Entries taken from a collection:
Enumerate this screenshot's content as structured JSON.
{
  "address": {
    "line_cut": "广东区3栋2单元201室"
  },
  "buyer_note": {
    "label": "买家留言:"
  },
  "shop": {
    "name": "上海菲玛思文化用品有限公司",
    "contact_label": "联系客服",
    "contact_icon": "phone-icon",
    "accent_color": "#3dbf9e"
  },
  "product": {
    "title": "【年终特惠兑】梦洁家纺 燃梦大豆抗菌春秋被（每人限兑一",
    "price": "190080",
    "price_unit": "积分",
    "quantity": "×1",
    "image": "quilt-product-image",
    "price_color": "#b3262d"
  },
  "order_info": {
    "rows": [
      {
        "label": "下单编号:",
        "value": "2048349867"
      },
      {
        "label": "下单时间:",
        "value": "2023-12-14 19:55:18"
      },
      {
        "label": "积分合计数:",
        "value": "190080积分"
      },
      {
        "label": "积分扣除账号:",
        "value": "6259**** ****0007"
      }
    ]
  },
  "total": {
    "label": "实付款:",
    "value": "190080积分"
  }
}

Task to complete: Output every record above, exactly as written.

Written response:
Enumerate this screenshot's content as structured JSON.
{
  "address": {
    "line_cut": "广东区3栋2单元201室"
  },
  "buyer_note": {
    "label": "买家留言:"
  },
  "shop": {
    "name": "上海菲玛思文化用品有限公司",
    "contact_label": "联系客服",
    "contact_icon": "phone-icon",
    "accent_color": "#3dbf9e"
  },
  "product": {
    "title": "【年终特惠兑】梦洁家纺 燃梦大豆抗菌春秋被（每人限兑一",
    "price": "190080",
    "price_unit": "积分",
    "quantity": "×1",
    "image": "quilt-product-image",
    "price_color": "#b3262d"
  },
  "order_info": {
    "rows": [
      {
        "label": "下单编号:",
        "value": "2048349867"
      },
      {
        "label": "下单时间:",
        "value": "2023-12-14 19:55:18"
      },
      {
        "label": "积分合计数:",
        "value": "190080积分"
      },
      {
        "label": "积分扣除账号:",
        "value": "6259**** ****0007"
      }
    ]
  },
  "total": {
    "label": "实付款:",
    "value": "190080积分"
  }
}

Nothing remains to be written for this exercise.